Karen said: “I was now without a job and felt like I’d taken hush money. I felt let down and like I had been made out to be hysterical.”
In another workplace, Karen worked alongside a heavily pregnant woman who was being sexually harassed by a male colleague. He would make sexual comments to the woman and on one occasion backed her into a corner and touched her.
Karen supported the woman to report the incidents to their female manager, but says that they were ignored and the incidents dismissed as unimportant. Both women resigned, but Karen recognises that financial necessity will leave some women trapped in abusive work environments.
She said: “I suppose I was ‘lucky’, I wasn’t on the breadline, so was able to leave both jobs. Many women don’t have that escape route.”
Zero Tolerance’s report praises general gender equality initiatives such as Athena SWAN, which aims to tackle gender imbalances and improve workplace culture in universities. The University of Strathclyde’s Equally Safe In Higher Education programme is also working to eradicate gender-based violence against both staff and students on Scotland’s campuses.
However, the charity says that Scotland’s employers still have work to do in tackling sexism and misogyny, including better support mechanisms for women experiencing violence and promotion of an anti-sexist workplace environment. It also stresses the need for employers to recognise that sexual harassment is linked to wider gender inequalities and match up violence against women initiatives in the workplace with action around women’s job security, career progression and reducing unequal pay.

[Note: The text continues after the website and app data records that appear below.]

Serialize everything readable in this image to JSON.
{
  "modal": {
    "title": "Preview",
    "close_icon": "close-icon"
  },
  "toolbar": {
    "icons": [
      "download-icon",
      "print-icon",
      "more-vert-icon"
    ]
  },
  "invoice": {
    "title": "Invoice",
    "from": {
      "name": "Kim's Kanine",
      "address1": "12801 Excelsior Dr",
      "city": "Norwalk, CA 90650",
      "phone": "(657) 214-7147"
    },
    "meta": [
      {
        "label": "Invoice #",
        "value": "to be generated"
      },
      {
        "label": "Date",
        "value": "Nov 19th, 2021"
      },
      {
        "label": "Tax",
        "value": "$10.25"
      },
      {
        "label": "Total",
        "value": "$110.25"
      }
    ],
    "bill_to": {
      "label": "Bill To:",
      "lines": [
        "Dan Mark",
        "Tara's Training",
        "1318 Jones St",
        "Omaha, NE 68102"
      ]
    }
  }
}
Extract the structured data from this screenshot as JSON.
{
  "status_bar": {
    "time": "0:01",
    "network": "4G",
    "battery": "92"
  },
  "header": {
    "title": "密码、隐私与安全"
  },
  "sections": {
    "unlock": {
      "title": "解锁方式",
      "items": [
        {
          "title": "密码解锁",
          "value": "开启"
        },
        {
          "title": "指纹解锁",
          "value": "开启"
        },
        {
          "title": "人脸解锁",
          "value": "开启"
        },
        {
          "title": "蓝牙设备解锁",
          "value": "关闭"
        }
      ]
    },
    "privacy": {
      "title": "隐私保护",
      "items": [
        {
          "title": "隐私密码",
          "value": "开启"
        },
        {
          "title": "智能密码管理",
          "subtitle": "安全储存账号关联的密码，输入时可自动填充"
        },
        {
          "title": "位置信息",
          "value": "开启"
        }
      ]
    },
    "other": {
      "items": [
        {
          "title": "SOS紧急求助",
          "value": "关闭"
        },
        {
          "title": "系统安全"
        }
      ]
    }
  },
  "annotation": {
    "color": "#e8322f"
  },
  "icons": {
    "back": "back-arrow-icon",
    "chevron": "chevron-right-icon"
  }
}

Zero Tolerance has developed the PACT programme for businesses in Scotland to help them tackle violence and harassment of women at work. The programme is targeted both at those experiencing abuse and their managers and colleagues.
Only 26 per cent of managers who responded to the research reported that they would be confident in dealing with incidents of violence against women in the workplace.

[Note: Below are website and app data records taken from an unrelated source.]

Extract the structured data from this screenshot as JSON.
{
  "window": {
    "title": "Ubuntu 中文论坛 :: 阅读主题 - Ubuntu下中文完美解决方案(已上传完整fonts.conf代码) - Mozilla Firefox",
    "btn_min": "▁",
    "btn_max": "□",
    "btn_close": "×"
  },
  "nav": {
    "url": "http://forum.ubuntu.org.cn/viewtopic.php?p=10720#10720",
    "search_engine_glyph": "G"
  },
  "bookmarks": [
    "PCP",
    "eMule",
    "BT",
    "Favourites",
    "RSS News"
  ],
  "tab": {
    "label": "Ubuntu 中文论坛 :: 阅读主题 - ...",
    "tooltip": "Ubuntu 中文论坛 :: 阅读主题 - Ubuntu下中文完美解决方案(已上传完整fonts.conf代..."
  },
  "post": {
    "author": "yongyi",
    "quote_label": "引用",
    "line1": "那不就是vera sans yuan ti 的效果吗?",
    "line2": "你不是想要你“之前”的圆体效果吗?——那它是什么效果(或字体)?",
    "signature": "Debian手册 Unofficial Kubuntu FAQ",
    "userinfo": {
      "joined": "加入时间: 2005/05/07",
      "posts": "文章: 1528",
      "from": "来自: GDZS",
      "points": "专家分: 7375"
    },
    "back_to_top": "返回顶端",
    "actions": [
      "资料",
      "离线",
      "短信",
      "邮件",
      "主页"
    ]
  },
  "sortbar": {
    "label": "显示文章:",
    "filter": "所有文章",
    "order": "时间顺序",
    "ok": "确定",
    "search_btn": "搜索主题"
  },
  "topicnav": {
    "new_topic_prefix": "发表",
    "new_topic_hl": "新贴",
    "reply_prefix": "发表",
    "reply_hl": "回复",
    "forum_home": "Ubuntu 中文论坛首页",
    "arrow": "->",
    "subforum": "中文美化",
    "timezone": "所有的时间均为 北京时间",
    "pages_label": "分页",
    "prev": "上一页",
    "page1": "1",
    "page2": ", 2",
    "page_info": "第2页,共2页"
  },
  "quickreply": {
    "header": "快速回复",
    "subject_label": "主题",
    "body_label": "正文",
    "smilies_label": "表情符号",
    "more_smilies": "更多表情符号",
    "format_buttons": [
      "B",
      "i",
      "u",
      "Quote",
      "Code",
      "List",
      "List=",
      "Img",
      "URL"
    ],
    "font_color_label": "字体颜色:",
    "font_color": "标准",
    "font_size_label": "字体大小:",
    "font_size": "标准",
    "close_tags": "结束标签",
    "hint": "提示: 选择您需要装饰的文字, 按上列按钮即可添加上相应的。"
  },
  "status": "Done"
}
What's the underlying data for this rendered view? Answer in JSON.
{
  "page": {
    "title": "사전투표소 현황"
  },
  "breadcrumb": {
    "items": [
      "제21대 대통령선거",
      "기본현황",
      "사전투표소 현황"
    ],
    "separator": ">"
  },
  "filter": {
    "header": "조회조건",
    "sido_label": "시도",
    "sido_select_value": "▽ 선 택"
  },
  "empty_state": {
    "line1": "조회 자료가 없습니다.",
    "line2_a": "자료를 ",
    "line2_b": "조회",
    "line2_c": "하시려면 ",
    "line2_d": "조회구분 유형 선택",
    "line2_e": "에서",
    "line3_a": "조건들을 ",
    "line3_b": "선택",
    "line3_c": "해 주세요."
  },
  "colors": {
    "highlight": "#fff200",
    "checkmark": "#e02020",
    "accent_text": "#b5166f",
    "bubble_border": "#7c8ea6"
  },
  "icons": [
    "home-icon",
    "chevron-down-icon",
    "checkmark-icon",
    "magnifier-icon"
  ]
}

Marshall said: “Employers are still sometimes unable to pick up on the signs of abuse or appropriately assess the correct support mechanisms needed to challenge hostile attitudes to women.
“However, the responses do show a clear appetite for change in the Scottish workforce, both from employers and employees. If employers take up the mantle and make some changes to their workplace, we could make real strides in creating a more gender equal workforce.

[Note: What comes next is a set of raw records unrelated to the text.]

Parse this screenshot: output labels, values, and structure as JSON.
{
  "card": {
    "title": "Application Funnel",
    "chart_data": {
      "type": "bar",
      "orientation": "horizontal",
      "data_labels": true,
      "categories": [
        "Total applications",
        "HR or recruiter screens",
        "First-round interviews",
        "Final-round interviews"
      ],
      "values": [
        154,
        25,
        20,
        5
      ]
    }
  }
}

“Ultimately this will benefit the employers too; those who spend some time and energy promoting a healthy and supportive workplace will retain talented staff, avoid litigation and lead a more productive team.”
Read ‘”Sexism is a waste”: the need to tackle violence and misogyny in Scotland’s workplaces’ here
Employers looking to improve their workplaces can find further information on the Zero Tolerance website
Anyone experiencing gender-based violence at work should contact with their local union or Citizens Advice Bureau or the Scottish Women’s Rights Centre or Equality Advisory Service